● TRY IT: Repeat each record below exactly, omitting whatever pictures appear in it.

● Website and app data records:
━━━━━━━━━━

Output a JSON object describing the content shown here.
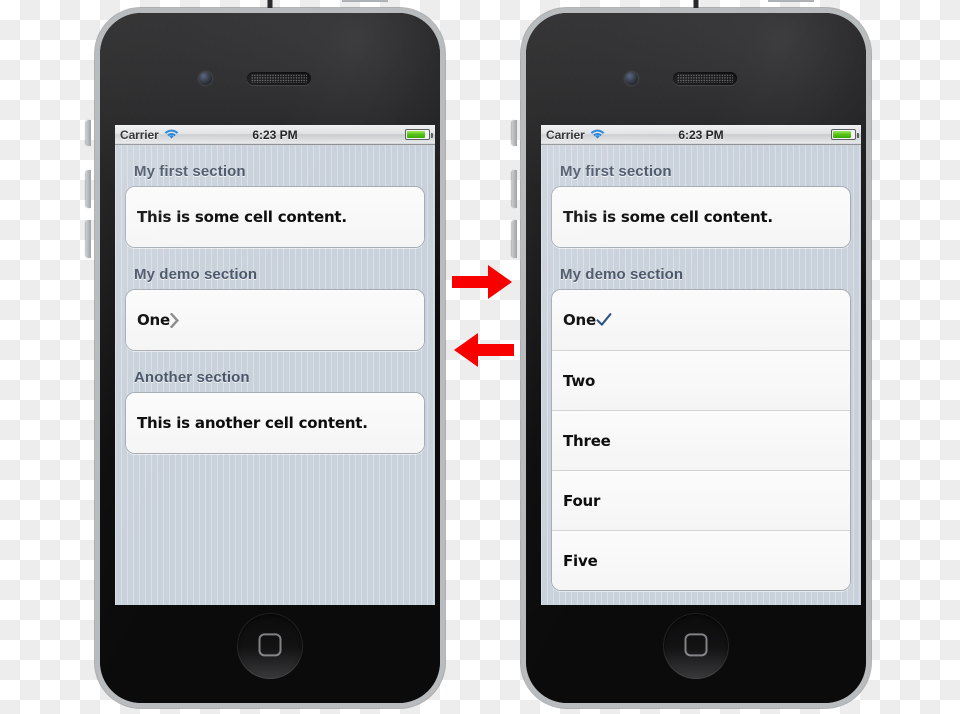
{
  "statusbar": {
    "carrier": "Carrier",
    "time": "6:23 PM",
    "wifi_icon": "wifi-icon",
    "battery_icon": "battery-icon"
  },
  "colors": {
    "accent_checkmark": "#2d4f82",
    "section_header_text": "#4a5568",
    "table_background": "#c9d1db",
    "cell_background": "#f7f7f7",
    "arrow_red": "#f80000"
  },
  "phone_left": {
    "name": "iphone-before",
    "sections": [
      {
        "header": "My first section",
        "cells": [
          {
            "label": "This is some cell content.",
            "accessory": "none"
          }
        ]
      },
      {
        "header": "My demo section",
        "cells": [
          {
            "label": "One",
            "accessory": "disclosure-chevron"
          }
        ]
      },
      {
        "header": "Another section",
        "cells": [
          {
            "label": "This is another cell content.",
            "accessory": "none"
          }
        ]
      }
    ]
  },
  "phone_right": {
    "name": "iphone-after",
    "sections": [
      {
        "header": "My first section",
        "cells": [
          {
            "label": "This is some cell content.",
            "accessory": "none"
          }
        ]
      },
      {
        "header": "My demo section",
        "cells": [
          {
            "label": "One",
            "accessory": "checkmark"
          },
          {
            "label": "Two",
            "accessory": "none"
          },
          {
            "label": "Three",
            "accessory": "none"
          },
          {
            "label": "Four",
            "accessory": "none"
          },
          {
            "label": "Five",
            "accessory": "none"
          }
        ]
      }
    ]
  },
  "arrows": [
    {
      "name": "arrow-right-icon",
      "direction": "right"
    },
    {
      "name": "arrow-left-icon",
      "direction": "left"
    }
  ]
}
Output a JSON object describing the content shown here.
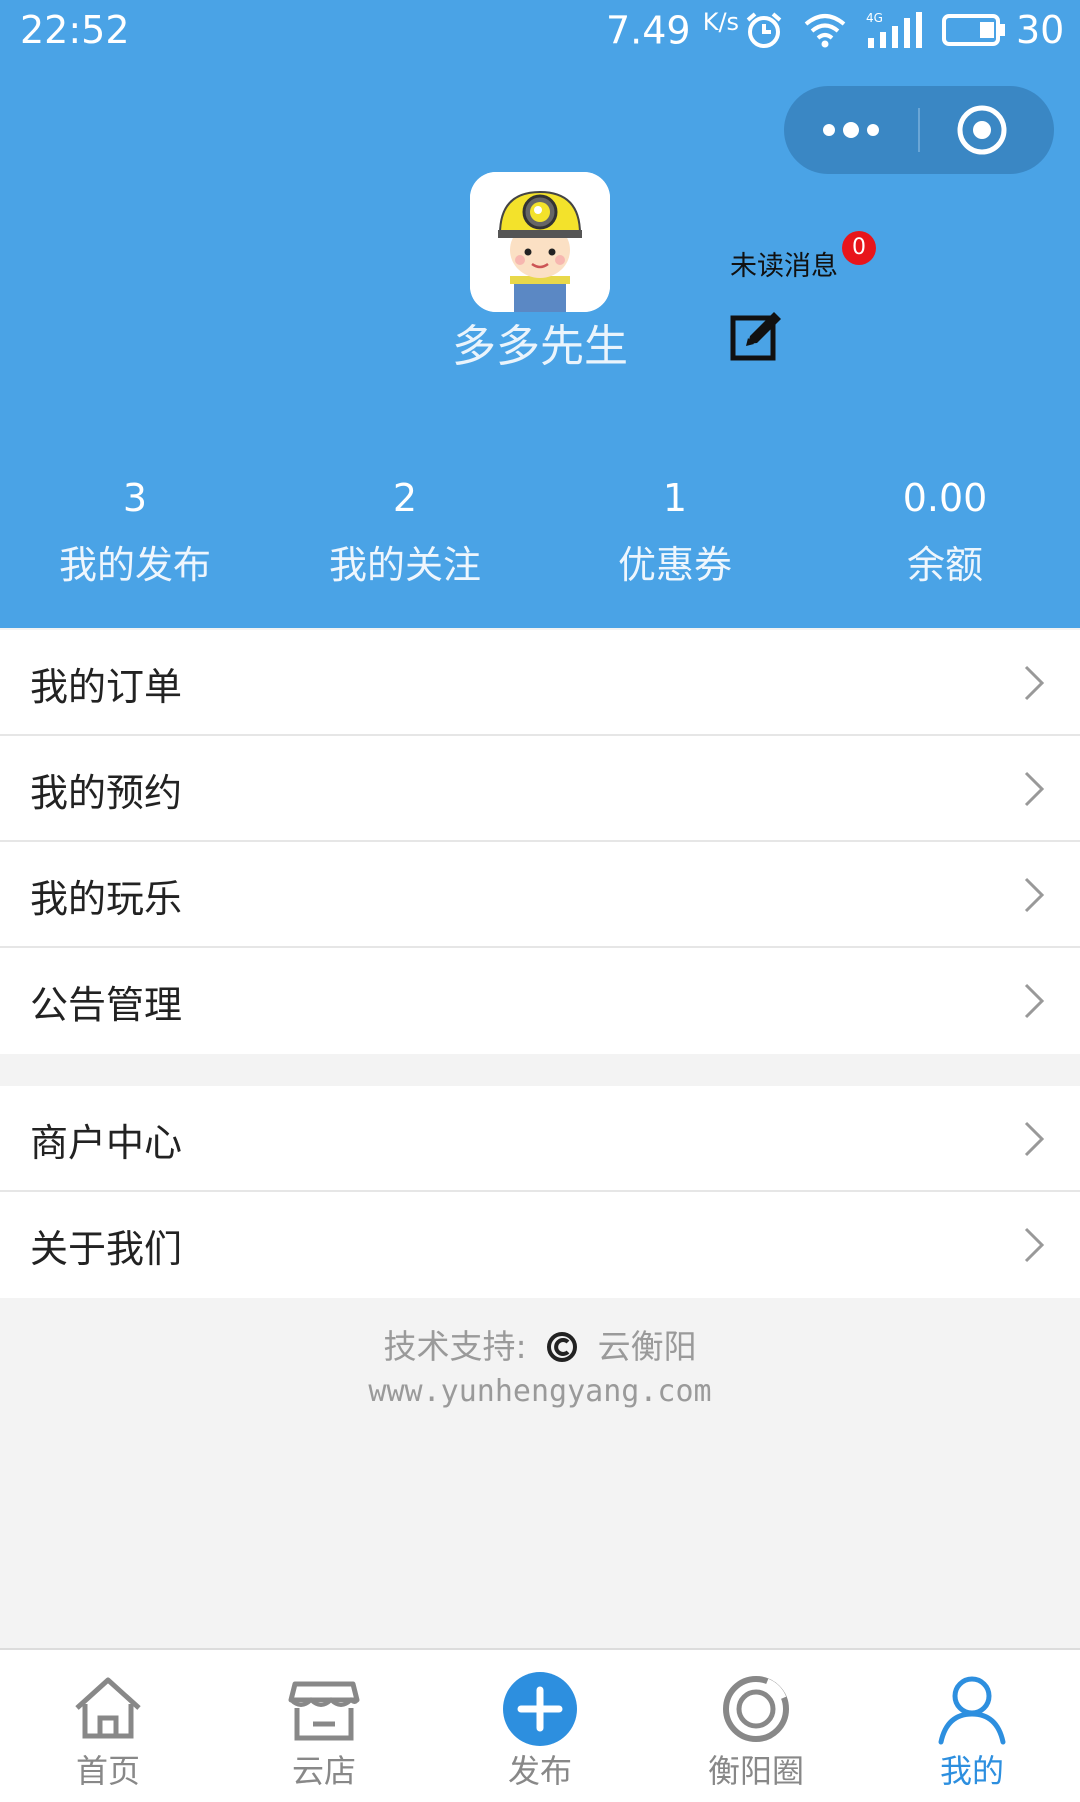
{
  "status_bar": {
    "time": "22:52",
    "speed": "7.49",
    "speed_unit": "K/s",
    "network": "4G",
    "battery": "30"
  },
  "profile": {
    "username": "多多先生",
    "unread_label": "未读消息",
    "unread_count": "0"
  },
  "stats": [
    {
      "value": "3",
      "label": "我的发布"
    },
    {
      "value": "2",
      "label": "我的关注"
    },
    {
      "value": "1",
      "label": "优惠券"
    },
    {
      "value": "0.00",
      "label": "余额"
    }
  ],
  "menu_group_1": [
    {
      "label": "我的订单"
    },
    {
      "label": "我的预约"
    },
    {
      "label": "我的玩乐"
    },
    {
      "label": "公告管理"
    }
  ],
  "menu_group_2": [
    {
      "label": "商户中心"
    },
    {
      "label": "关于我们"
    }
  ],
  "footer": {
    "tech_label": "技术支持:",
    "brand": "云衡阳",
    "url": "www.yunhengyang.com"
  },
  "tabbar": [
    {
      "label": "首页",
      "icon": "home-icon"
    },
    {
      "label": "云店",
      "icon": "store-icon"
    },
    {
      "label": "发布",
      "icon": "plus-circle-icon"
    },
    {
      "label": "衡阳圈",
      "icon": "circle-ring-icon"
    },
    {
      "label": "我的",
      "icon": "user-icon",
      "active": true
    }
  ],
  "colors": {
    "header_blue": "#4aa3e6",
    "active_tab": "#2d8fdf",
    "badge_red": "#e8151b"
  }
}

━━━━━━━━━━

● FINAL ANSWER:
Output a JSON object describing the content shown here.
{
  "statusbar": {
    "carrier": "Carrier",
    "time": "6:23 PM",
    "wifi_icon": "wifi-icon",
    "battery_icon": "battery-icon"
  },
  "colors": {
    "accent_checkmark": "#2d4f82",
    "section_header_text": "#4a5568",
    "table_background": "#c9d1db",
    "cell_background": "#f7f7f7",
    "arrow_red": "#f80000"
  },
  "phone_left": {
    "name": "iphone-before",
    "sections": [
      {
        "header": "My first section",
        "cells": [
          {
            "label": "This is some cell content.",
            "accessory": "none"
          }
        ]
      },
      {
        "header": "My demo section",
        "cells": [
          {
            "label": "One",
            "accessory": "disclosure-chevron"
          }
        ]
      },
      {
        "header": "Another section",
        "cells": [
          {
            "label": "This is another cell content.",
            "accessory": "none"
          }
        ]
      }
    ]
  },
  "phone_right": {
    "name": "iphone-after",
    "sections": [
      {
        "header": "My first section",
        "cells": [
          {
            "label": "This is some cell content.",
            "accessory": "none"
          }
        ]
      },
      {
        "header": "My demo section",
        "cells": [
          {
            "label": "One",
            "accessory": "checkmark"
          },
          {
            "label": "Two",
            "accessory": "none"
          },
          {
            "label": "Three",
            "accessory": "none"
          },
          {
            "label": "Four",
            "accessory": "none"
          },
          {
            "label": "Five",
            "accessory": "none"
          }
        ]
      }
    ]
  },
  "arrows": [
    {
      "name": "arrow-right-icon",
      "direction": "right"
    },
    {
      "name": "arrow-left-icon",
      "direction": "left"
    }
  ]
}
Output a JSON object describing the content shown here.
{
  "status_bar": {
    "time": "22:52",
    "speed": "7.49",
    "speed_unit": "K/s",
    "network": "4G",
    "battery": "30"
  },
  "profile": {
    "username": "多多先生",
    "unread_label": "未读消息",
    "unread_count": "0"
  },
  "stats": [
    {
      "value": "3",
      "label": "我的发布"
    },
    {
      "value": "2",
      "label": "我的关注"
    },
    {
      "value": "1",
      "label": "优惠券"
    },
    {
      "value": "0.00",
      "label": "余额"
    }
  ],
  "menu_group_1": [
    {
      "label": "我的订单"
    },
    {
      "label": "我的预约"
    },
    {
      "label": "我的玩乐"
    },
    {
      "label": "公告管理"
    }
  ],
  "menu_group_2": [
    {
      "label": "商户中心"
    },
    {
      "label": "关于我们"
    }
  ],
  "footer": {
    "tech_label": "技术支持:",
    "brand": "云衡阳",
    "url": "www.yunhengyang.com"
  },
  "tabbar": [
    {
      "label": "首页",
      "icon": "home-icon"
    },
    {
      "label": "云店",
      "icon": "store-icon"
    },
    {
      "label": "发布",
      "icon": "plus-circle-icon"
    },
    {
      "label": "衡阳圈",
      "icon": "circle-ring-icon"
    },
    {
      "label": "我的",
      "icon": "user-icon",
      "active": true
    }
  ],
  "colors": {
    "header_blue": "#4aa3e6",
    "active_tab": "#2d8fdf",
    "badge_red": "#e8151b"
  }
}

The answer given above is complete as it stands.